(Stored items)
■ ■ ■
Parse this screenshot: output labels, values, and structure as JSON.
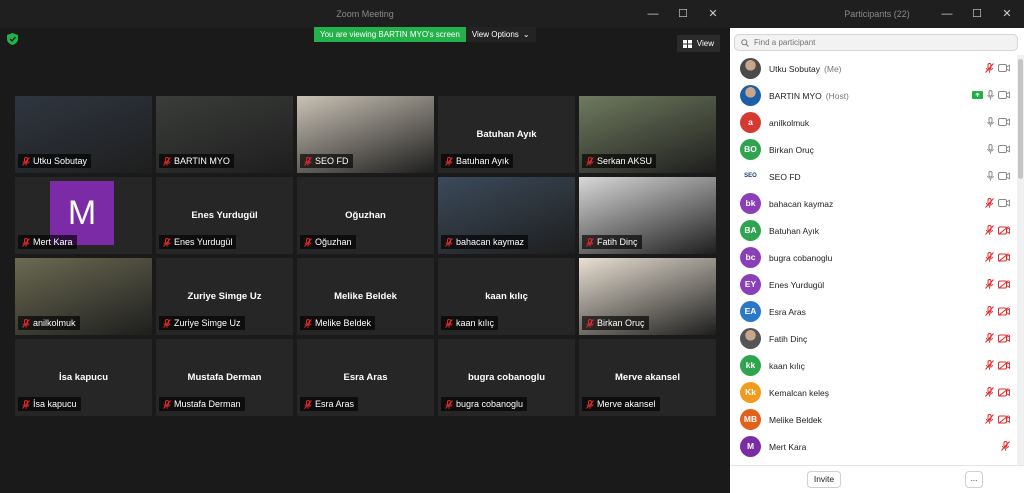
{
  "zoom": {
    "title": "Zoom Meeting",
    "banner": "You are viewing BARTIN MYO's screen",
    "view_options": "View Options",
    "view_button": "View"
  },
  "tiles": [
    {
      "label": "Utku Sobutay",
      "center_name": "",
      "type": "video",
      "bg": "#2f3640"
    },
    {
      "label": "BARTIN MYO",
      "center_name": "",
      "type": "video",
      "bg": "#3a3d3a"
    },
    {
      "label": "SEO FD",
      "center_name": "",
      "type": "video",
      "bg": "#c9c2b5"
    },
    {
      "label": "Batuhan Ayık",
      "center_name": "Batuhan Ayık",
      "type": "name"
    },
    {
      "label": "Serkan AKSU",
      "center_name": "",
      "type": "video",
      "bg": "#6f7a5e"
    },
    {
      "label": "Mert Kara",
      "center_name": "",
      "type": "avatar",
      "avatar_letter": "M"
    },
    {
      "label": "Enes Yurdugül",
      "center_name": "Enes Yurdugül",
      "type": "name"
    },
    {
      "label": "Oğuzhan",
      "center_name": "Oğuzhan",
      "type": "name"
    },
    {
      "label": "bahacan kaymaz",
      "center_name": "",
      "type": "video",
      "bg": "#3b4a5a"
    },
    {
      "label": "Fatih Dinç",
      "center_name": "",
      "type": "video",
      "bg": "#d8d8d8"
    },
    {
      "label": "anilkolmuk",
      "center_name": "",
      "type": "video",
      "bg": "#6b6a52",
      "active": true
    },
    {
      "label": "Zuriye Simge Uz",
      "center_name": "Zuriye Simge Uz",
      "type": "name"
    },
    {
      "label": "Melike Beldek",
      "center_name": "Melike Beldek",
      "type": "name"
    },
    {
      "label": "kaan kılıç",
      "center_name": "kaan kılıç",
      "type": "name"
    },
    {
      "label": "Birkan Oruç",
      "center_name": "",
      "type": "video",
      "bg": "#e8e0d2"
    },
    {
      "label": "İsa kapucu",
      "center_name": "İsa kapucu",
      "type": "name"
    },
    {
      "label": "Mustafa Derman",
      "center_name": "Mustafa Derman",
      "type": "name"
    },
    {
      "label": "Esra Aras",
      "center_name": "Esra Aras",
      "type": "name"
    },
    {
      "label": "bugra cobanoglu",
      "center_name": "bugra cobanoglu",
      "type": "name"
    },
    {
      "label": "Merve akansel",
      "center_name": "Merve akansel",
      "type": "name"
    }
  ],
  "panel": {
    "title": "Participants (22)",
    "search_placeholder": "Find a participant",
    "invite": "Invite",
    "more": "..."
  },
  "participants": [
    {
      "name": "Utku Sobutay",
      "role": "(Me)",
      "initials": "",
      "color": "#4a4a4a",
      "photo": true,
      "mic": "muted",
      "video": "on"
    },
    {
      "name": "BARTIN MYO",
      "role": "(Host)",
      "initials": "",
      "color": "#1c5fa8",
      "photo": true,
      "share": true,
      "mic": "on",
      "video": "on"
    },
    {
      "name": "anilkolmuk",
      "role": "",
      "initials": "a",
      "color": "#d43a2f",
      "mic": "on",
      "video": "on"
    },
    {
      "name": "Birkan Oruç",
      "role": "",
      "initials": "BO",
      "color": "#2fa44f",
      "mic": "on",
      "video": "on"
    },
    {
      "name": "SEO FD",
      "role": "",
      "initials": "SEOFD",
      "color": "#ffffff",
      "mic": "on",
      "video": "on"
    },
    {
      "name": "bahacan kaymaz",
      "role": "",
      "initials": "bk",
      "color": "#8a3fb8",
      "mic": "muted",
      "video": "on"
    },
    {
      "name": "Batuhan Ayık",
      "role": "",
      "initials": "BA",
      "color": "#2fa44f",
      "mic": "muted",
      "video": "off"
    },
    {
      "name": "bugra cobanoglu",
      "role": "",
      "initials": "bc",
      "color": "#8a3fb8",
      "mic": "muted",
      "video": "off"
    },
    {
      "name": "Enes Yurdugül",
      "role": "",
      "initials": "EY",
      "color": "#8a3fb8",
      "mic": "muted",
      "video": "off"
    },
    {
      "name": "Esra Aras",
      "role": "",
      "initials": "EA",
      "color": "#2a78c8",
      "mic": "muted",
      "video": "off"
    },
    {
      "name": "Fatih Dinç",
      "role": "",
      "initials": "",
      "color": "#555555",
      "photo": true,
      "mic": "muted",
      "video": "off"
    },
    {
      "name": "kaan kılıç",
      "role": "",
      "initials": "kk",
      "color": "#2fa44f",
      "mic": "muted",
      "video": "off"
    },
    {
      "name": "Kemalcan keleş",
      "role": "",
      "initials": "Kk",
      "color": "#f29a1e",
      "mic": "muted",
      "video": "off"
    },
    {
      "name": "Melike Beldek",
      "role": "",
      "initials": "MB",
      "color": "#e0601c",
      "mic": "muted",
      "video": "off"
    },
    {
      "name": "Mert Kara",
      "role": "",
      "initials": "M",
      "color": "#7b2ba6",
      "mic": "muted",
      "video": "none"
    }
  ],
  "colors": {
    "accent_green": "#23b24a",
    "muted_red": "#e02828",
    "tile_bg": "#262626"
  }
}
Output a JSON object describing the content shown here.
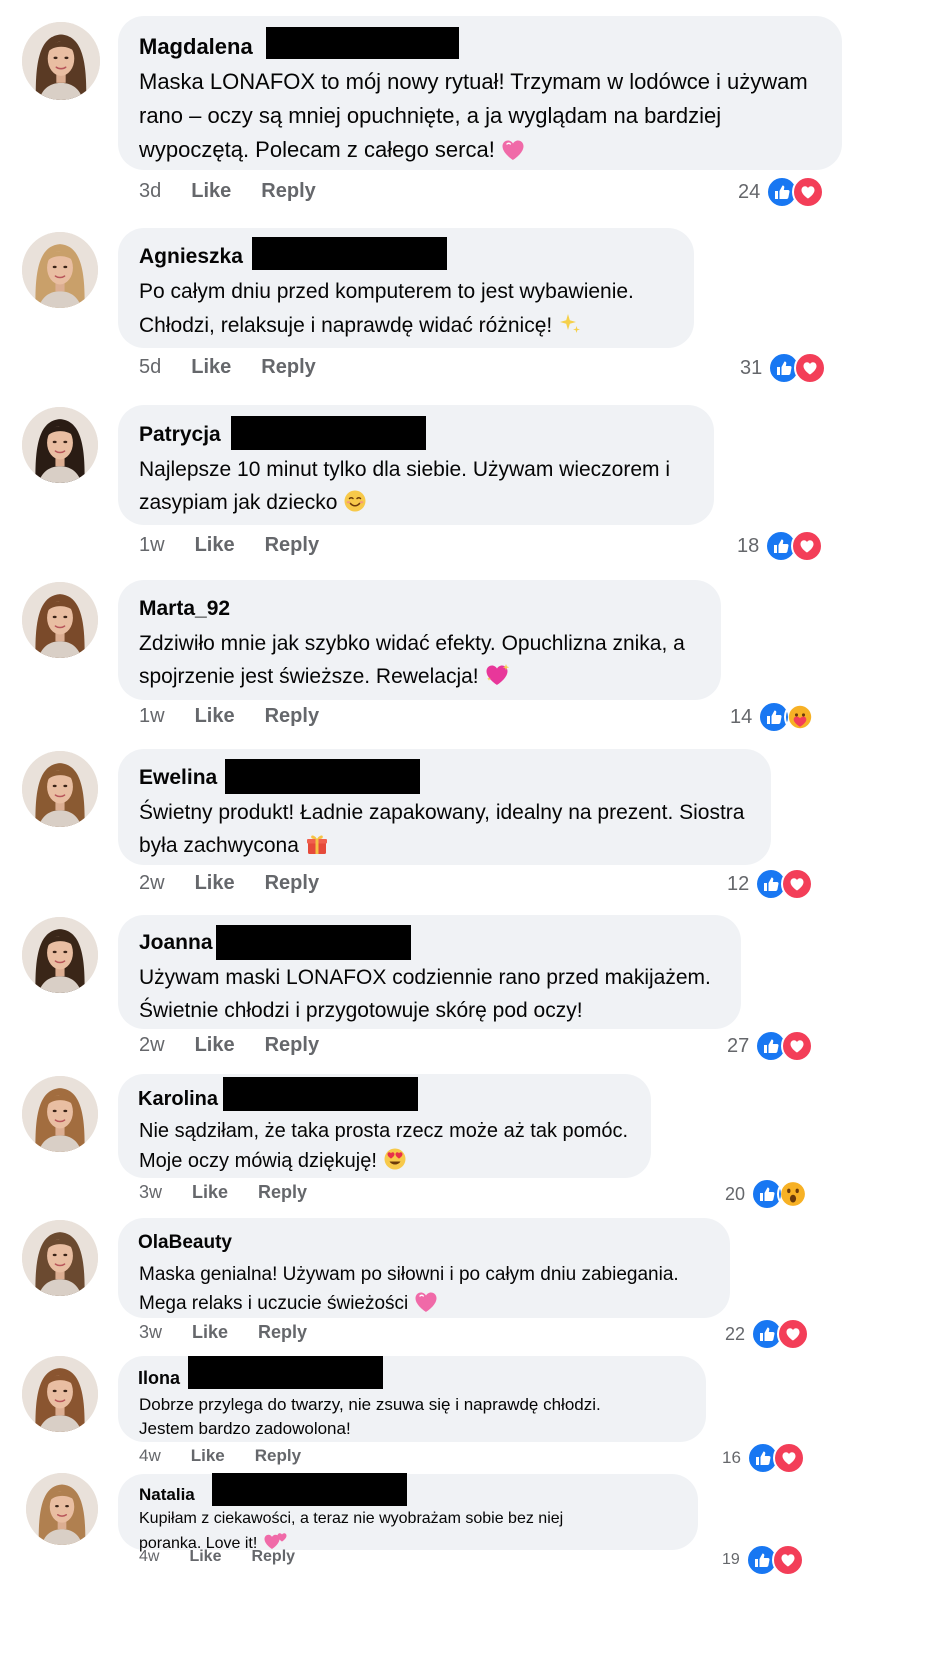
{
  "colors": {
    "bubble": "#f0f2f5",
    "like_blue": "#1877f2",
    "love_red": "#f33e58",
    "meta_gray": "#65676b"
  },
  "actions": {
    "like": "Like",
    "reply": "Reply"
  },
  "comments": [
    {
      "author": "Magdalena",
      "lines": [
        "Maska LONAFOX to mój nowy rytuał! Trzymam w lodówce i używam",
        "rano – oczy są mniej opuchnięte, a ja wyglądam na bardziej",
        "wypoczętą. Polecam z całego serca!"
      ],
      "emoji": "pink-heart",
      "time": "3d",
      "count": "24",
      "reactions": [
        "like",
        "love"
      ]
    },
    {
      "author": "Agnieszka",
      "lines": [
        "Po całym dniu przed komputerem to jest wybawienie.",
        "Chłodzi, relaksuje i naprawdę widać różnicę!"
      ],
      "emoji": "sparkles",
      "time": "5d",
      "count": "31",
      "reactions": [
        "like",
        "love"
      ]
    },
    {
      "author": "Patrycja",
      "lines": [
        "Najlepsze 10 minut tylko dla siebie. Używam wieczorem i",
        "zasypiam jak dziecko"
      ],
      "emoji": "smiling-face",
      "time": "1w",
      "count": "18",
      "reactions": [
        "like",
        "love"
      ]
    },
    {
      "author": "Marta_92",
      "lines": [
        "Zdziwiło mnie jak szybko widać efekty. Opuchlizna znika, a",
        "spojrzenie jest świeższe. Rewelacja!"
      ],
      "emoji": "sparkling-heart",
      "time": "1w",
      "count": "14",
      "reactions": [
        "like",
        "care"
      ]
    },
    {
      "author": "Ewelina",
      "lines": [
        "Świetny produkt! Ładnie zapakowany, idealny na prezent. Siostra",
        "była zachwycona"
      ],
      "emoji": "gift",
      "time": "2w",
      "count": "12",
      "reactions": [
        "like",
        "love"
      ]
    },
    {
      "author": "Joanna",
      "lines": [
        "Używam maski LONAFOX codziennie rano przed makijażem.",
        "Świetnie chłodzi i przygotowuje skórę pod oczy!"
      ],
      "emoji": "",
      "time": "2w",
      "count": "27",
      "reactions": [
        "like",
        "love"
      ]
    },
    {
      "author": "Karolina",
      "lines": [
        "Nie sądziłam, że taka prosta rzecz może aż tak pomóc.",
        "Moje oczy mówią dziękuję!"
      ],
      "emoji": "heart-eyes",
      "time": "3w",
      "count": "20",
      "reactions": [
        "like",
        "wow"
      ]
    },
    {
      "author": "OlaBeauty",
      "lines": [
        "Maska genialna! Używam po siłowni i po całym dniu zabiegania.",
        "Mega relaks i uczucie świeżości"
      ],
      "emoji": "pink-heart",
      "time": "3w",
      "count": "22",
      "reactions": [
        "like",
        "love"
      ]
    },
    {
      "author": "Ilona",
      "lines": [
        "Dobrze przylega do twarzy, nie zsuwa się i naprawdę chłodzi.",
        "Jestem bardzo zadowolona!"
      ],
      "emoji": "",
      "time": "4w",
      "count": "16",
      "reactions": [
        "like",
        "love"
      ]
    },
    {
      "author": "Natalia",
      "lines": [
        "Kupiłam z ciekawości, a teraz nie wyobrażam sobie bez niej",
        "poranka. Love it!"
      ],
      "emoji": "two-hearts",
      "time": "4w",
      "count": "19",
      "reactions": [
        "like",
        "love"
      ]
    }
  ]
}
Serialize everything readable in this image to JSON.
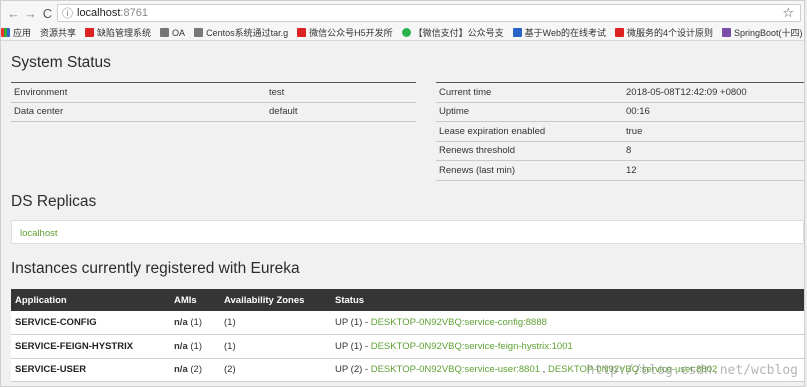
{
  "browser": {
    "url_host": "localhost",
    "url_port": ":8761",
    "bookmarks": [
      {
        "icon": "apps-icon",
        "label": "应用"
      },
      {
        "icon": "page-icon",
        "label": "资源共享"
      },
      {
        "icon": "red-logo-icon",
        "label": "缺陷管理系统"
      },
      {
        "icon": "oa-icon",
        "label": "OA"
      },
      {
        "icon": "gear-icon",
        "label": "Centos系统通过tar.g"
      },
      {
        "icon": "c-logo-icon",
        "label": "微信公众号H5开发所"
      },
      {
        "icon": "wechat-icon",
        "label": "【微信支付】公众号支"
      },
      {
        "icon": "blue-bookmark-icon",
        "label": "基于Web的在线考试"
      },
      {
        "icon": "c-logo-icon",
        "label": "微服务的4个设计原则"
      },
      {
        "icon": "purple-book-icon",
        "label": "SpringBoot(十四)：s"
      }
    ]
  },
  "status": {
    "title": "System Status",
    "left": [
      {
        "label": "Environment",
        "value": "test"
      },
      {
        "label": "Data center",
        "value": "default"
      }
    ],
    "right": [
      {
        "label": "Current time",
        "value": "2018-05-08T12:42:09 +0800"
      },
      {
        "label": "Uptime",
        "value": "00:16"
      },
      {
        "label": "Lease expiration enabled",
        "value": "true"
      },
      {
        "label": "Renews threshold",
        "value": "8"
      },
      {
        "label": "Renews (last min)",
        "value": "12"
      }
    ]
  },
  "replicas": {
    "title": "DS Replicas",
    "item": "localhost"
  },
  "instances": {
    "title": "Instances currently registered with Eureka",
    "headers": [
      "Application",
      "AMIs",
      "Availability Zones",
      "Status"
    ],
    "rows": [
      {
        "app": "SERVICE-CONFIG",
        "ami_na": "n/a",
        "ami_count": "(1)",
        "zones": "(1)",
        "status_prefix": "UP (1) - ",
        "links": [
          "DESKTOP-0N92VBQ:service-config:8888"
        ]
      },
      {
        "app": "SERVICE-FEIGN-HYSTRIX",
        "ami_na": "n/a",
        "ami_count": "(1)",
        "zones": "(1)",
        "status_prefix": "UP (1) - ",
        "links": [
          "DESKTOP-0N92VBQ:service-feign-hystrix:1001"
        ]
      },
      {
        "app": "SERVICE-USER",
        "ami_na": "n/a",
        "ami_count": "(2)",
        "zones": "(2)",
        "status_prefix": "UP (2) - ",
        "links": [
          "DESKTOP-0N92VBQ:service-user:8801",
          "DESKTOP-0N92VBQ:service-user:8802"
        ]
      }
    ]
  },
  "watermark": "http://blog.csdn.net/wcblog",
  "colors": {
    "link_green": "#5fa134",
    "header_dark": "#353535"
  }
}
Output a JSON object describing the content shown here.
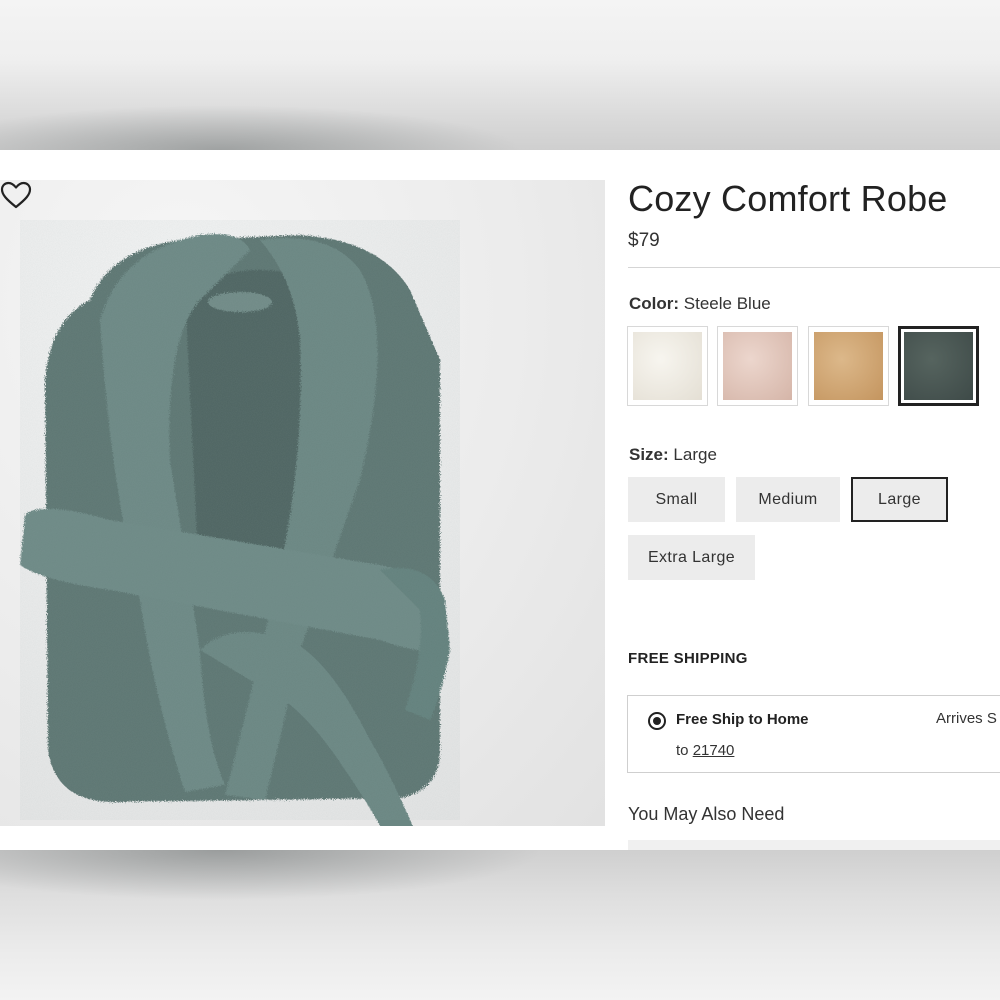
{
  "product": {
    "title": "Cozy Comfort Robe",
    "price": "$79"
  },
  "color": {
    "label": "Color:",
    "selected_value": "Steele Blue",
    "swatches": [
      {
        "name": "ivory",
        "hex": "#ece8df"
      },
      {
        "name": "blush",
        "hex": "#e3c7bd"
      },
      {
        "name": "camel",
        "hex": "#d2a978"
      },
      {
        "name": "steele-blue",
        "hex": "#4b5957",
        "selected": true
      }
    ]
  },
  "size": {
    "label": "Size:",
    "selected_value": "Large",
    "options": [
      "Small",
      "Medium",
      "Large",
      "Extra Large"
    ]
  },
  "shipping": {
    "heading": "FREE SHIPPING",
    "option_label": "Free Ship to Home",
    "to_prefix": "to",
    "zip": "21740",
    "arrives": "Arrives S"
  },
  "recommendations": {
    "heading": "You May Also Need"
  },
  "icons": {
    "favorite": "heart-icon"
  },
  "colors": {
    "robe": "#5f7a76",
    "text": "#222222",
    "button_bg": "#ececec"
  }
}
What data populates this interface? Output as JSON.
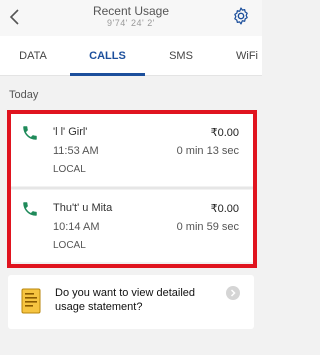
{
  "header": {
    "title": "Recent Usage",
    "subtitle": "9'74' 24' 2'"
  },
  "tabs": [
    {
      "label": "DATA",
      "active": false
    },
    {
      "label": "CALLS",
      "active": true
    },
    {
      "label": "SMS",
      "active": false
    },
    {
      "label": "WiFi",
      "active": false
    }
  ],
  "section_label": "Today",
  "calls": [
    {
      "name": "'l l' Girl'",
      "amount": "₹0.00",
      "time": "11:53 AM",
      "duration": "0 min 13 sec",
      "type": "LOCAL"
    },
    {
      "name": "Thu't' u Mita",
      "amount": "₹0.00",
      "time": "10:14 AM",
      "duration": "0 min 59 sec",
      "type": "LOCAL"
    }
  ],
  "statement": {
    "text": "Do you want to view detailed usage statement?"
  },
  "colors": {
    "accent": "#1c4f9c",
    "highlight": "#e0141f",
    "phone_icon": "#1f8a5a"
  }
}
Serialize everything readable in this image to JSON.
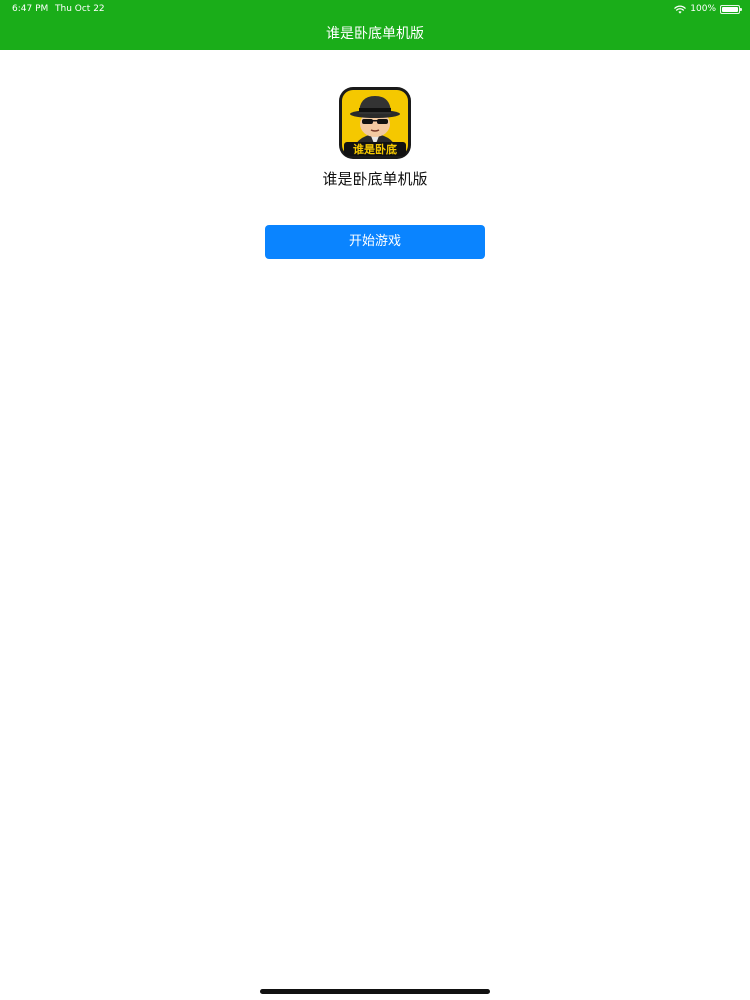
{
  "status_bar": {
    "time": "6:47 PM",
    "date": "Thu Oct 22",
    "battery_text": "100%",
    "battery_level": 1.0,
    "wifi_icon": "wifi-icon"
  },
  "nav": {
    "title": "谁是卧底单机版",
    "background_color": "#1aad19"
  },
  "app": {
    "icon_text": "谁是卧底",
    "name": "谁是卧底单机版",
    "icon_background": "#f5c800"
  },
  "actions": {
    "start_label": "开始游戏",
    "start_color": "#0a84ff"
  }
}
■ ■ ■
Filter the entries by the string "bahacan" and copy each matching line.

• [ANSWER AREA]
      "label": "bahacan kaymaz",
      "name": "bahacan kaymaz",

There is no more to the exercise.